─── Input records

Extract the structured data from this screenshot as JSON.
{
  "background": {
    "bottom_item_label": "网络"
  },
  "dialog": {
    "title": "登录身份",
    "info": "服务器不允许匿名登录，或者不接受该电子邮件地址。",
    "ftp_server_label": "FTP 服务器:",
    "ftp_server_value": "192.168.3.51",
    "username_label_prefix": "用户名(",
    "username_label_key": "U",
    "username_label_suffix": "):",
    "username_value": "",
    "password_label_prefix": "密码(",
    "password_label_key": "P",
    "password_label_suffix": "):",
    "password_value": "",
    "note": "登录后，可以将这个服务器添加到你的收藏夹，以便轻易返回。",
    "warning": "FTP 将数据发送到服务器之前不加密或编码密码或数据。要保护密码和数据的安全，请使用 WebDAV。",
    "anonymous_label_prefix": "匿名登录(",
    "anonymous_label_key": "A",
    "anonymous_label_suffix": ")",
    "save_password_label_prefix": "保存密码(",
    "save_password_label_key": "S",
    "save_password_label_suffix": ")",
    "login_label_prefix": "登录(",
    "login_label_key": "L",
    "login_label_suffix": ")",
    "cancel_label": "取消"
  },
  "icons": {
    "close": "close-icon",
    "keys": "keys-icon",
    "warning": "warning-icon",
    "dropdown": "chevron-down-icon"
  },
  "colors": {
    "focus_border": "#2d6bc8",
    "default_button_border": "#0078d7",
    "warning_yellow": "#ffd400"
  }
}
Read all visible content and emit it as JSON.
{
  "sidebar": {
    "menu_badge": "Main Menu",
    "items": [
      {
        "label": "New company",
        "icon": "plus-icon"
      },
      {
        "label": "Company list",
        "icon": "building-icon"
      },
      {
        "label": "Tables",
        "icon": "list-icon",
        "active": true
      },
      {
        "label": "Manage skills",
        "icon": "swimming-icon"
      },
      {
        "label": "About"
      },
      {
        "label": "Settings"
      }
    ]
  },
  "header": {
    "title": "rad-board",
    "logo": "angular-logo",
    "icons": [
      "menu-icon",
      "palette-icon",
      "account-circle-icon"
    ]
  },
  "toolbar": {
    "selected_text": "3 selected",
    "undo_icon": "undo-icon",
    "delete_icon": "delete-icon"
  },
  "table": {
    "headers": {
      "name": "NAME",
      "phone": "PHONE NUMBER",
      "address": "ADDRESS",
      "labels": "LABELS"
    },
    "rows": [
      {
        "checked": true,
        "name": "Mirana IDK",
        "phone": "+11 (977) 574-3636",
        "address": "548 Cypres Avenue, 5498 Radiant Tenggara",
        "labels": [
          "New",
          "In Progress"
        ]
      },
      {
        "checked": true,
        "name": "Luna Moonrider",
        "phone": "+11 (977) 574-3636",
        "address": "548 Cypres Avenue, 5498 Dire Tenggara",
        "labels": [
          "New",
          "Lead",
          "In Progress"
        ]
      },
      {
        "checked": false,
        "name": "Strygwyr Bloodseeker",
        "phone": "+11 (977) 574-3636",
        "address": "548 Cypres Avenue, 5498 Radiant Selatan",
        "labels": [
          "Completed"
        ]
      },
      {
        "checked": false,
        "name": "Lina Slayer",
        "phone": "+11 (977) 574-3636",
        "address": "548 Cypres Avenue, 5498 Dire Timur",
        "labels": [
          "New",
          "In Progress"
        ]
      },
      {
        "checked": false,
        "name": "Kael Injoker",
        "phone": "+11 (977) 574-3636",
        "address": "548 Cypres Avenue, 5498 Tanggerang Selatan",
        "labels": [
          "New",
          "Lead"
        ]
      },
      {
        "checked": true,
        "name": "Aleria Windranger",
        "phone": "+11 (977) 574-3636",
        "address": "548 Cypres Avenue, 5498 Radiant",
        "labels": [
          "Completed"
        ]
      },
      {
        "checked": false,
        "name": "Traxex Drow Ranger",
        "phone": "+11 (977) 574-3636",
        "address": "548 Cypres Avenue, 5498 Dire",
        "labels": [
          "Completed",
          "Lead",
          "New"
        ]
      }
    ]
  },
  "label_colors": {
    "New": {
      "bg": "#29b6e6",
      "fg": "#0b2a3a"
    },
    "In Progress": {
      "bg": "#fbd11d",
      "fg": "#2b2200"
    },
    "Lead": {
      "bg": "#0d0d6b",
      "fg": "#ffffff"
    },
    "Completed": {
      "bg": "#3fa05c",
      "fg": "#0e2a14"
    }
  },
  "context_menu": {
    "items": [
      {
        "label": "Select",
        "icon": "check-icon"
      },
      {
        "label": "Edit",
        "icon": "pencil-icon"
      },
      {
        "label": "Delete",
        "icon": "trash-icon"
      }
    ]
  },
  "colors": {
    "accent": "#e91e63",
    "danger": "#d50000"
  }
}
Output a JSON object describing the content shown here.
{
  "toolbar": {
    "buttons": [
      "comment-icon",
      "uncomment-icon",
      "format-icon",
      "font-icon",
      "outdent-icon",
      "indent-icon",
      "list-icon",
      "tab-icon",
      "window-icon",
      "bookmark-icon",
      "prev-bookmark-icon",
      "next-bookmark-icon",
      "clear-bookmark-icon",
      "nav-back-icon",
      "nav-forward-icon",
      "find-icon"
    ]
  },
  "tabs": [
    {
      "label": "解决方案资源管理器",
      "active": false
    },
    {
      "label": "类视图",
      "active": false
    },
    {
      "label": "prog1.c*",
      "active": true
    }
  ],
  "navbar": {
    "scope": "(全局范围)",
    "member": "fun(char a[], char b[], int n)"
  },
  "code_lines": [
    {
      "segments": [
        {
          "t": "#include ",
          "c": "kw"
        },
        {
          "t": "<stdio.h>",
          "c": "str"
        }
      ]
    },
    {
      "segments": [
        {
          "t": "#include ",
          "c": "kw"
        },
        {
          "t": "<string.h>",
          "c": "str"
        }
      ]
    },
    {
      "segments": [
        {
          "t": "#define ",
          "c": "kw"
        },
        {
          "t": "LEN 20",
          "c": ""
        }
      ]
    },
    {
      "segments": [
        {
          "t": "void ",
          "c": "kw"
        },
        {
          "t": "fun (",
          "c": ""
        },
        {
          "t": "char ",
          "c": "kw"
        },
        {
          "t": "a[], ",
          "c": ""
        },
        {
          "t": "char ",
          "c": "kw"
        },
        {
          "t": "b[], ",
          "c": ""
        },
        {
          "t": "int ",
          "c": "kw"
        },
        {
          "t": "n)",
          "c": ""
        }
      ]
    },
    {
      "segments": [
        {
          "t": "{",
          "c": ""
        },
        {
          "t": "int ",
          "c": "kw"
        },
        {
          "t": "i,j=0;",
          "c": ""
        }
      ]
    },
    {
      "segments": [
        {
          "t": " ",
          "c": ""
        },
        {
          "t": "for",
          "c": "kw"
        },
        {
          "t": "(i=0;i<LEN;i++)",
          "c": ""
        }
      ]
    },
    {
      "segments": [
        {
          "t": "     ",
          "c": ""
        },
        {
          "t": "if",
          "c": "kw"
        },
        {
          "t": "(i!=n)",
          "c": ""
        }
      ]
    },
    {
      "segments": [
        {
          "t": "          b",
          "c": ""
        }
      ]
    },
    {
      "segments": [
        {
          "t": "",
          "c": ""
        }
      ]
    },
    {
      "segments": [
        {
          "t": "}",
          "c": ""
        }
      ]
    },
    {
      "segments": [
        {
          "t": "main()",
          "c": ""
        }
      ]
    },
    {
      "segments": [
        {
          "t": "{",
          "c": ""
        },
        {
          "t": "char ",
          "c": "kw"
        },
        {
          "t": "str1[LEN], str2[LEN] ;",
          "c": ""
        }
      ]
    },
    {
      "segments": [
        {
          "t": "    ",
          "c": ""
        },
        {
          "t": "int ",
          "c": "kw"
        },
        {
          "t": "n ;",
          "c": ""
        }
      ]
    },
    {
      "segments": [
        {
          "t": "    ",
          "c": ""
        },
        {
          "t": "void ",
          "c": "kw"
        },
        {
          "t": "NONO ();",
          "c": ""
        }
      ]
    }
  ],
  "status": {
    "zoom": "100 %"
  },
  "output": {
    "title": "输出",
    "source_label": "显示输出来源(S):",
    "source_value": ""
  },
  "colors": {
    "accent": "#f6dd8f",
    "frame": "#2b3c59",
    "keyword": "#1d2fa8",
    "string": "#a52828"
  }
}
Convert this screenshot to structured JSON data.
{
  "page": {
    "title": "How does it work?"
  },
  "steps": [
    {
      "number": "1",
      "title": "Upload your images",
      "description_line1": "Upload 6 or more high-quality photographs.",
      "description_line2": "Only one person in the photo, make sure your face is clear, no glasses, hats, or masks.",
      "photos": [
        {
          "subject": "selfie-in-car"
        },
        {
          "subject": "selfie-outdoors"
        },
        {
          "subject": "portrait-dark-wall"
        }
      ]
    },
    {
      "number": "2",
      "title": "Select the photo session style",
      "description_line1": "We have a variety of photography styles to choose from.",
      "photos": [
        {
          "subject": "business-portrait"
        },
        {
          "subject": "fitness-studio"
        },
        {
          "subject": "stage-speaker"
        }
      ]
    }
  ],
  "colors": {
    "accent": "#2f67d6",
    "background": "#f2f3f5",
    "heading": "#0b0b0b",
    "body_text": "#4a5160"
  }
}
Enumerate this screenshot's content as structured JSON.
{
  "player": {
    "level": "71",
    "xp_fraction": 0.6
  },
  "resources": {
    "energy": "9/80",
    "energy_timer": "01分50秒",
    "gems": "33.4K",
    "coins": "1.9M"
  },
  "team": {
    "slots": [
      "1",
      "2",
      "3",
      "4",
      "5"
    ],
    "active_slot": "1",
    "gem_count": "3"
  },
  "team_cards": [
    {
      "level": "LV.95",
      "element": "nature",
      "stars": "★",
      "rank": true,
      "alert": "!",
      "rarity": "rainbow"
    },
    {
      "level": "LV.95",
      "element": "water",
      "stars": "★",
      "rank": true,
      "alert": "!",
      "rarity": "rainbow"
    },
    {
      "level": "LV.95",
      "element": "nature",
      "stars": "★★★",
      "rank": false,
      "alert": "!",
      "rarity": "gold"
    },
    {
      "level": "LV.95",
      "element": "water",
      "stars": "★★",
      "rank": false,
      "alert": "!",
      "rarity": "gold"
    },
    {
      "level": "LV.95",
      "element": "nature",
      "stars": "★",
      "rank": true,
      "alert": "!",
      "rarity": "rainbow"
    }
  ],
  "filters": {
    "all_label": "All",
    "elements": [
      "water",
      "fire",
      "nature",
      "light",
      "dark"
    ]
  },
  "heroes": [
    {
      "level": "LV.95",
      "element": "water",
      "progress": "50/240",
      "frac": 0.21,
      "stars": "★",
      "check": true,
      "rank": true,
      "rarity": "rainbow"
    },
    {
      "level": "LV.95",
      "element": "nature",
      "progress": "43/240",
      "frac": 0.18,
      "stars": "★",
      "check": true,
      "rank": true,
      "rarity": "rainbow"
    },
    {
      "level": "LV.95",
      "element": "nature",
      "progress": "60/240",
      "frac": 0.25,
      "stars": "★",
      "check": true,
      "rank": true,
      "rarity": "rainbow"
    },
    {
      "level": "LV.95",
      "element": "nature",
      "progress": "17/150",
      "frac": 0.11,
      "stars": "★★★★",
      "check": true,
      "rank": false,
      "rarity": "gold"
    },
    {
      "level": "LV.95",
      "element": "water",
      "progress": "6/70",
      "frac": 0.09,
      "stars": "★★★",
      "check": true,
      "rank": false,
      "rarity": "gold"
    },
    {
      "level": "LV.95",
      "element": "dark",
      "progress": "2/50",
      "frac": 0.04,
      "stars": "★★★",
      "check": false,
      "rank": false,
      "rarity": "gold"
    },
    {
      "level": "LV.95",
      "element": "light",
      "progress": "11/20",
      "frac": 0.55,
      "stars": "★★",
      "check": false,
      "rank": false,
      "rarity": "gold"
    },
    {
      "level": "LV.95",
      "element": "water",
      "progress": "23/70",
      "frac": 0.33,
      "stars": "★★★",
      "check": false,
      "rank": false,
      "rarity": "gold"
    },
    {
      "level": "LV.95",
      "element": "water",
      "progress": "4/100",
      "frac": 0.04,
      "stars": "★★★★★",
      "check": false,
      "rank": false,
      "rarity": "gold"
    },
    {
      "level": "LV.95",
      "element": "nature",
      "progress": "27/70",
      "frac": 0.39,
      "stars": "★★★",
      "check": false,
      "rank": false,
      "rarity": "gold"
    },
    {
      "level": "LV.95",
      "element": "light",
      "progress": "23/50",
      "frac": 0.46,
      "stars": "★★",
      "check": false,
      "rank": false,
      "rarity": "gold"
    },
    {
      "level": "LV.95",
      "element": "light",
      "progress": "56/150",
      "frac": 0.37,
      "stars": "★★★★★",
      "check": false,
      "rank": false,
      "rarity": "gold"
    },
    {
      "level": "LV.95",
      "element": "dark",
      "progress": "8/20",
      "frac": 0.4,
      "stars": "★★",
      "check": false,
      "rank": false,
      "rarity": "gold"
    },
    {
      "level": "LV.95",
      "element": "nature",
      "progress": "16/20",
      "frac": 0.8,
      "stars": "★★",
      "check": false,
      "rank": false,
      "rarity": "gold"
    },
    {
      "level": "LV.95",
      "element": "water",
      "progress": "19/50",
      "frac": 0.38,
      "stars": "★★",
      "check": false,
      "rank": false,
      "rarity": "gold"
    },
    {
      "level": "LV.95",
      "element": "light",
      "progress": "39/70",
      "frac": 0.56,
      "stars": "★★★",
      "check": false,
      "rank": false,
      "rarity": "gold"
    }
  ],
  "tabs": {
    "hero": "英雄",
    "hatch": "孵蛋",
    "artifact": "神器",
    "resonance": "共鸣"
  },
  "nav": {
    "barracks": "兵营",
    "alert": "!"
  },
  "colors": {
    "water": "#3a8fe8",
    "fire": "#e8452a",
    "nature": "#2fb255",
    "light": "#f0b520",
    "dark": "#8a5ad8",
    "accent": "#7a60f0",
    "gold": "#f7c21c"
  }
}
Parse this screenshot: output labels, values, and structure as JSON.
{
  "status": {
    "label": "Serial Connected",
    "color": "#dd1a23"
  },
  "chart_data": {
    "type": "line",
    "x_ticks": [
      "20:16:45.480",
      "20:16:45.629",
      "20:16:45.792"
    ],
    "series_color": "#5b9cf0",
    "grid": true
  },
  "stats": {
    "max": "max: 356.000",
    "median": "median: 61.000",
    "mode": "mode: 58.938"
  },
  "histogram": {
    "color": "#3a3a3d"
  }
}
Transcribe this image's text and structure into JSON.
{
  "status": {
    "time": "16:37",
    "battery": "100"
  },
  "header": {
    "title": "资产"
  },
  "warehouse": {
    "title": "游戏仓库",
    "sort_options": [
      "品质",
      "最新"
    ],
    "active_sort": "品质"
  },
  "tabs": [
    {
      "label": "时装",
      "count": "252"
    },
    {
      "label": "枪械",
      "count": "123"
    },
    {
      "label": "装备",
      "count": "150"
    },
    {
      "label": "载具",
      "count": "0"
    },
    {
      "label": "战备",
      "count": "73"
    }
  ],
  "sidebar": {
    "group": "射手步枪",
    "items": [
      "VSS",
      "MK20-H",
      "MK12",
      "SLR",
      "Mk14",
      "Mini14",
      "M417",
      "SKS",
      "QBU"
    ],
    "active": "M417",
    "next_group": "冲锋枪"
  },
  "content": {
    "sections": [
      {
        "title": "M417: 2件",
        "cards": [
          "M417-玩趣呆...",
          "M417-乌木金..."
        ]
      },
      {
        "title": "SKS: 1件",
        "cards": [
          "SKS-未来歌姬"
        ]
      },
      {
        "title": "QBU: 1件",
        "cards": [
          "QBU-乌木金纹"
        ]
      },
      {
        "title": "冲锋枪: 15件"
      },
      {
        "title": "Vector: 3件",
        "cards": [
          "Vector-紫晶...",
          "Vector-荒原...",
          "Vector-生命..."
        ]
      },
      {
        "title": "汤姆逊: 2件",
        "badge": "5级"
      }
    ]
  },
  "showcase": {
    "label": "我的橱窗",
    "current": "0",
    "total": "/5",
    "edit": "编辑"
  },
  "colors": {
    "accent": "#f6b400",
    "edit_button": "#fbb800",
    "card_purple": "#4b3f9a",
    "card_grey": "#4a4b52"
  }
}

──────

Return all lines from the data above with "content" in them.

=== Answer space ===
Read all visible content and emit it as JSON.
Output a JSON object describing the content shown here.
Enumerate this screenshot's content as structured JSON.
  "content": {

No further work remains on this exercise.